The star of the Google Home Mini show is of course Google Assistant, just as it is on the original Google Home. The software on board is exactly the same on both the speakers. If you want all the Google Assistant goodness with a few extra visuals and some additional tricks, try a Nest Hub or a Nest Hub Max.
We're not going to go into everything Google Assistant can do for you – you've probably already used it in one form or another – but the digital helper now covers a huge number of functions and tasks, and is getting smarter all the time.
You can get answers from the web, check your spelling, solve maths problems, hear the weather forecast, get a brief news update, check travel times to destinations, set alarms and reminders, hear what's coming up on your Google Calendar, check the latest sports scores, and much more besides.
Unfortunately, while the Google Home Mini was originally able to make calls to landlines and mobiles too, that's no longer the case in the UK: you can still use your speaker for calls, but they have to be routed through Google Duo, rather than being placed to actually phone numbers.
If there's a Chromecast on your home network, then the Google Home Mini can cast photos, Netflix shows, content from Google Play Movies & TV, or YouTube videos up on the big screen with a voice command. It can play music too: Deezer, YouTube Music and Spotify are some of the accounts you can link up, again via the Google Home app.
The device works as a Chromecast as well: if you don't want to ask your Google Home Mini to play something, you can just beam audio to it from your phone, whether you're playing music, audiobooks, podcasts or anything else. It's even possible to set up two Google Home Minis as a stereo pair, if you want to.
Audio playback is one reason to think about getting a more expensive Nest Audio or a Google Home Max, because the audio on the larger speakers is much better. The sound produced by the Google Home Mini is fine, and does for a few tunes or a podcast, and fills a room easily – but for the best audio fidelity, it's not the device to go to.

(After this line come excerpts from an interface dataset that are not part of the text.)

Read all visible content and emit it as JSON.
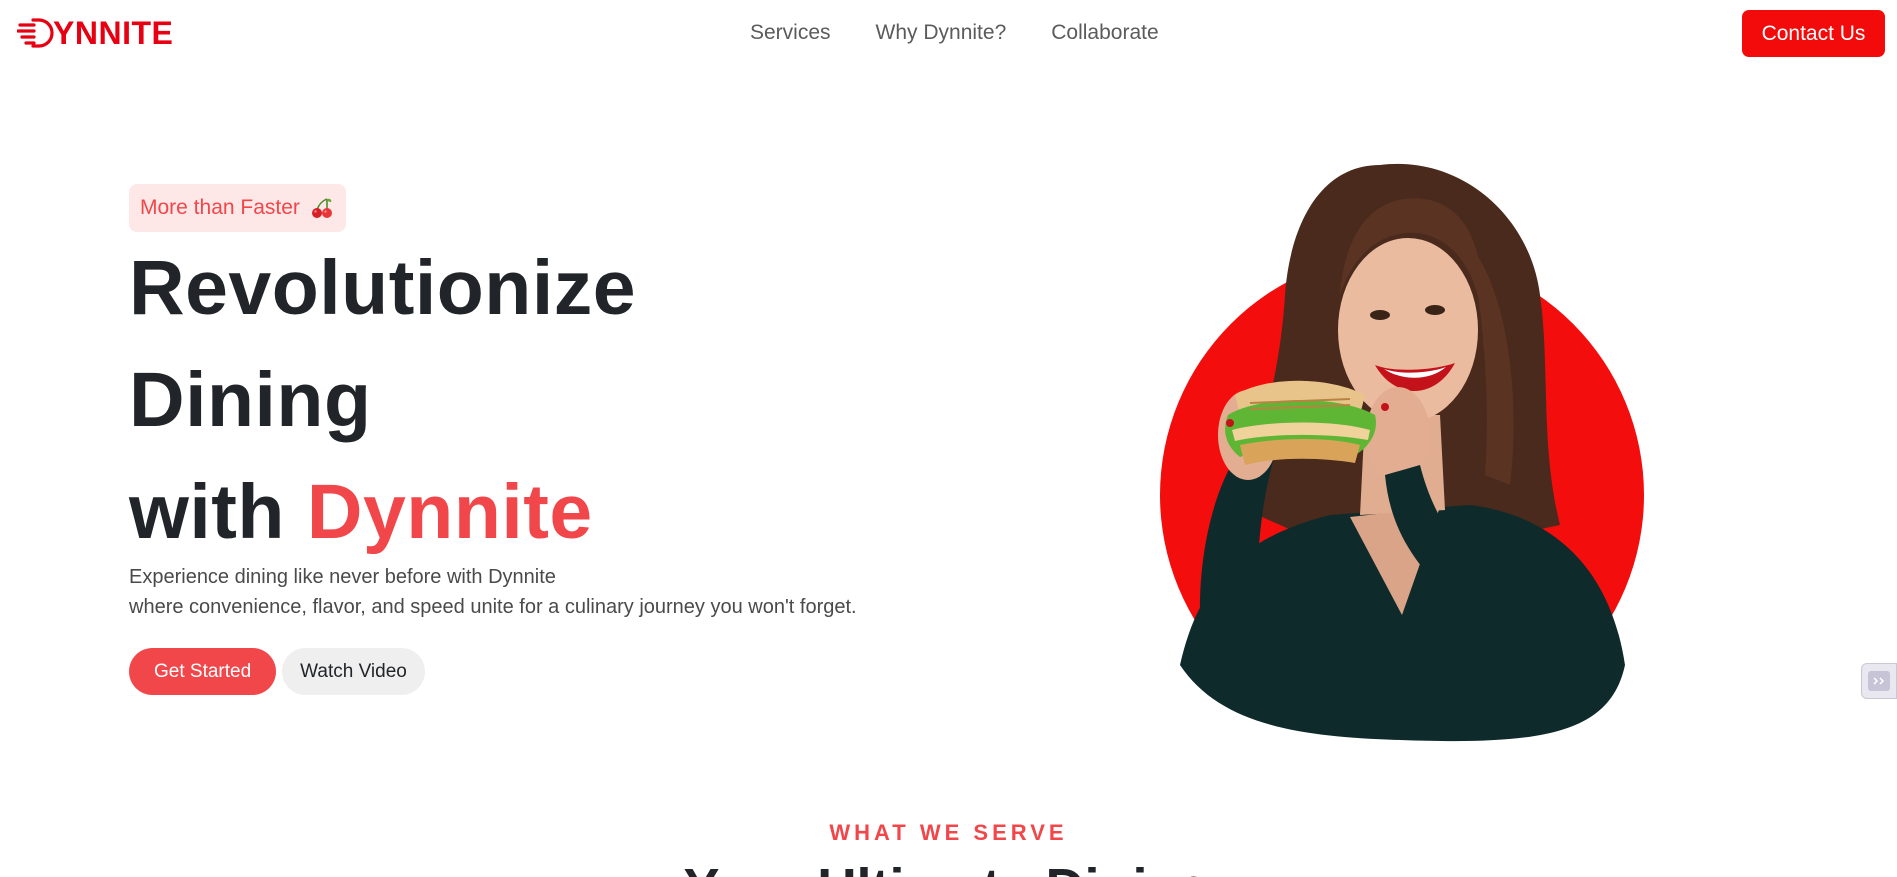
{
  "brand": {
    "logo_text": "YNNITE",
    "logo_color": "#e60012"
  },
  "nav": {
    "links": [
      {
        "label": "Services"
      },
      {
        "label": "Why Dynnite?"
      },
      {
        "label": "Collaborate"
      }
    ],
    "contact_label": "Contact Us"
  },
  "hero": {
    "badge_text": "More than Faster",
    "badge_icon": "cherry-icon",
    "title_line1": "Revolutionize",
    "title_line2": "Dining",
    "title_line3_prefix": "with",
    "title_line3_accent": "Dynnite",
    "desc_line1": "Experience dining like never before with Dynnite",
    "desc_line2": "where convenience, flavor, and speed unite for a culinary journey you won't forget.",
    "primary_button": "Get Started",
    "secondary_button": "Watch Video",
    "image_alt": "woman eating a sandwich"
  },
  "section": {
    "eyebrow": "WHAT WE SERVE",
    "title": "Your Ultimate Dining"
  },
  "colors": {
    "accent": "#f1474a",
    "brand_red": "#f30a0a",
    "heading": "#212529"
  }
}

Audio performance has been boosted with the rebranding of the speaker to the Nest Mini, though if you're serious about sound then you're still probably going to want to pay more for something with a bit more oomph. The benefit of this speaker is its compact size rather than the audio quality.
Then you've got the growing number of devices that work with Google Assistant, from Philips Hue bulbs to Nest thermostats. Any device that works with Google Assistant can be controlled through a Google Home Mini, and you can group devices together too if needed (to turn off all the lights in your house, for instance).

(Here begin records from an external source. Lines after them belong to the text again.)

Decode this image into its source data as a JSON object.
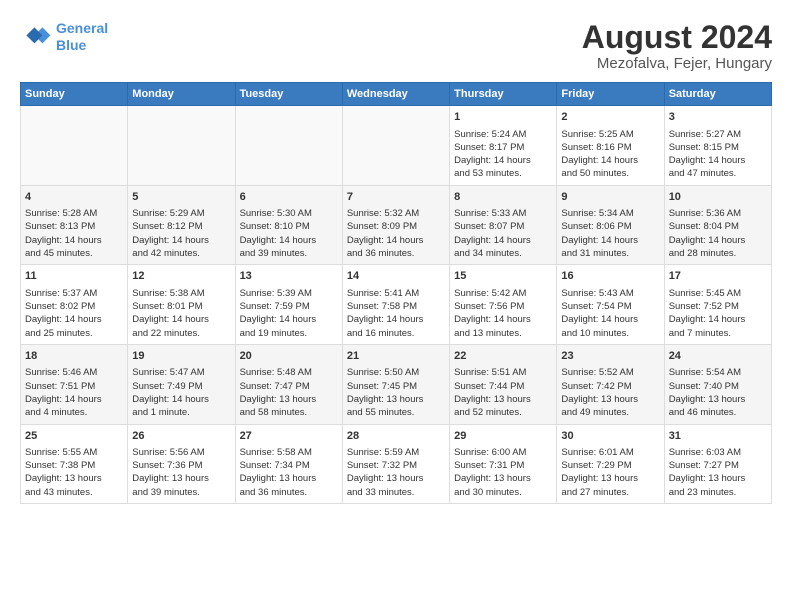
{
  "header": {
    "logo_line1": "General",
    "logo_line2": "Blue",
    "title": "August 2024",
    "subtitle": "Mezofalva, Fejer, Hungary"
  },
  "days_of_week": [
    "Sunday",
    "Monday",
    "Tuesday",
    "Wednesday",
    "Thursday",
    "Friday",
    "Saturday"
  ],
  "weeks": [
    {
      "cells": [
        {
          "day": "",
          "content": ""
        },
        {
          "day": "",
          "content": ""
        },
        {
          "day": "",
          "content": ""
        },
        {
          "day": "",
          "content": ""
        },
        {
          "day": "1",
          "content": "Sunrise: 5:24 AM\nSunset: 8:17 PM\nDaylight: 14 hours\nand 53 minutes."
        },
        {
          "day": "2",
          "content": "Sunrise: 5:25 AM\nSunset: 8:16 PM\nDaylight: 14 hours\nand 50 minutes."
        },
        {
          "day": "3",
          "content": "Sunrise: 5:27 AM\nSunset: 8:15 PM\nDaylight: 14 hours\nand 47 minutes."
        }
      ]
    },
    {
      "cells": [
        {
          "day": "4",
          "content": "Sunrise: 5:28 AM\nSunset: 8:13 PM\nDaylight: 14 hours\nand 45 minutes."
        },
        {
          "day": "5",
          "content": "Sunrise: 5:29 AM\nSunset: 8:12 PM\nDaylight: 14 hours\nand 42 minutes."
        },
        {
          "day": "6",
          "content": "Sunrise: 5:30 AM\nSunset: 8:10 PM\nDaylight: 14 hours\nand 39 minutes."
        },
        {
          "day": "7",
          "content": "Sunrise: 5:32 AM\nSunset: 8:09 PM\nDaylight: 14 hours\nand 36 minutes."
        },
        {
          "day": "8",
          "content": "Sunrise: 5:33 AM\nSunset: 8:07 PM\nDaylight: 14 hours\nand 34 minutes."
        },
        {
          "day": "9",
          "content": "Sunrise: 5:34 AM\nSunset: 8:06 PM\nDaylight: 14 hours\nand 31 minutes."
        },
        {
          "day": "10",
          "content": "Sunrise: 5:36 AM\nSunset: 8:04 PM\nDaylight: 14 hours\nand 28 minutes."
        }
      ]
    },
    {
      "cells": [
        {
          "day": "11",
          "content": "Sunrise: 5:37 AM\nSunset: 8:02 PM\nDaylight: 14 hours\nand 25 minutes."
        },
        {
          "day": "12",
          "content": "Sunrise: 5:38 AM\nSunset: 8:01 PM\nDaylight: 14 hours\nand 22 minutes."
        },
        {
          "day": "13",
          "content": "Sunrise: 5:39 AM\nSunset: 7:59 PM\nDaylight: 14 hours\nand 19 minutes."
        },
        {
          "day": "14",
          "content": "Sunrise: 5:41 AM\nSunset: 7:58 PM\nDaylight: 14 hours\nand 16 minutes."
        },
        {
          "day": "15",
          "content": "Sunrise: 5:42 AM\nSunset: 7:56 PM\nDaylight: 14 hours\nand 13 minutes."
        },
        {
          "day": "16",
          "content": "Sunrise: 5:43 AM\nSunset: 7:54 PM\nDaylight: 14 hours\nand 10 minutes."
        },
        {
          "day": "17",
          "content": "Sunrise: 5:45 AM\nSunset: 7:52 PM\nDaylight: 14 hours\nand 7 minutes."
        }
      ]
    },
    {
      "cells": [
        {
          "day": "18",
          "content": "Sunrise: 5:46 AM\nSunset: 7:51 PM\nDaylight: 14 hours\nand 4 minutes."
        },
        {
          "day": "19",
          "content": "Sunrise: 5:47 AM\nSunset: 7:49 PM\nDaylight: 14 hours\nand 1 minute."
        },
        {
          "day": "20",
          "content": "Sunrise: 5:48 AM\nSunset: 7:47 PM\nDaylight: 13 hours\nand 58 minutes."
        },
        {
          "day": "21",
          "content": "Sunrise: 5:50 AM\nSunset: 7:45 PM\nDaylight: 13 hours\nand 55 minutes."
        },
        {
          "day": "22",
          "content": "Sunrise: 5:51 AM\nSunset: 7:44 PM\nDaylight: 13 hours\nand 52 minutes."
        },
        {
          "day": "23",
          "content": "Sunrise: 5:52 AM\nSunset: 7:42 PM\nDaylight: 13 hours\nand 49 minutes."
        },
        {
          "day": "24",
          "content": "Sunrise: 5:54 AM\nSunset: 7:40 PM\nDaylight: 13 hours\nand 46 minutes."
        }
      ]
    },
    {
      "cells": [
        {
          "day": "25",
          "content": "Sunrise: 5:55 AM\nSunset: 7:38 PM\nDaylight: 13 hours\nand 43 minutes."
        },
        {
          "day": "26",
          "content": "Sunrise: 5:56 AM\nSunset: 7:36 PM\nDaylight: 13 hours\nand 39 minutes."
        },
        {
          "day": "27",
          "content": "Sunrise: 5:58 AM\nSunset: 7:34 PM\nDaylight: 13 hours\nand 36 minutes."
        },
        {
          "day": "28",
          "content": "Sunrise: 5:59 AM\nSunset: 7:32 PM\nDaylight: 13 hours\nand 33 minutes."
        },
        {
          "day": "29",
          "content": "Sunrise: 6:00 AM\nSunset: 7:31 PM\nDaylight: 13 hours\nand 30 minutes."
        },
        {
          "day": "30",
          "content": "Sunrise: 6:01 AM\nSunset: 7:29 PM\nDaylight: 13 hours\nand 27 minutes."
        },
        {
          "day": "31",
          "content": "Sunrise: 6:03 AM\nSunset: 7:27 PM\nDaylight: 13 hours\nand 23 minutes."
        }
      ]
    }
  ]
}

In terms of intelligence and capabilities, it's hard to separate Google Assistant and Amazon Alexa at the moment: they'll both serve you well in terms of what they do. One of the main reasons you might choose a Google Home Mini over an Amazon Echo Dot though, is if you're already heavily invested in Google apps and services, and have used the Assistant on other devices (like your phone).
Google Home Mini: price and verdict
The official retail price of the Google Home Mini (and now the Nest Mini) is £49 – that's a decent price already but you can often find it on the web for cheaper than that, even direct from the official Google Store. We've also seen plenty of special offers linked to the Google Home Mini as well, including a free speaker for Spotify Premium subscribers. At £49 it's good value for money, and if you can find it for less than that then even more so.
The question is why you wouldn't want to buy one of these: the Google Home Mini can do so many tricks, and be helpful in so many ways, that it's not difficult to see why they've become so popular. They're almost cheap enough to get one for every room, which is probably what Google is hoping for.
If you're flush with cash you can go for a Google Assistant speaker with more audio oomph or a smart display, or if you're more into Amazon's products and services then you can go for an Amazon Echo, but for everyone else the Google Home Mini is a superb little gadget that can act as the hub for the centre of your smart home.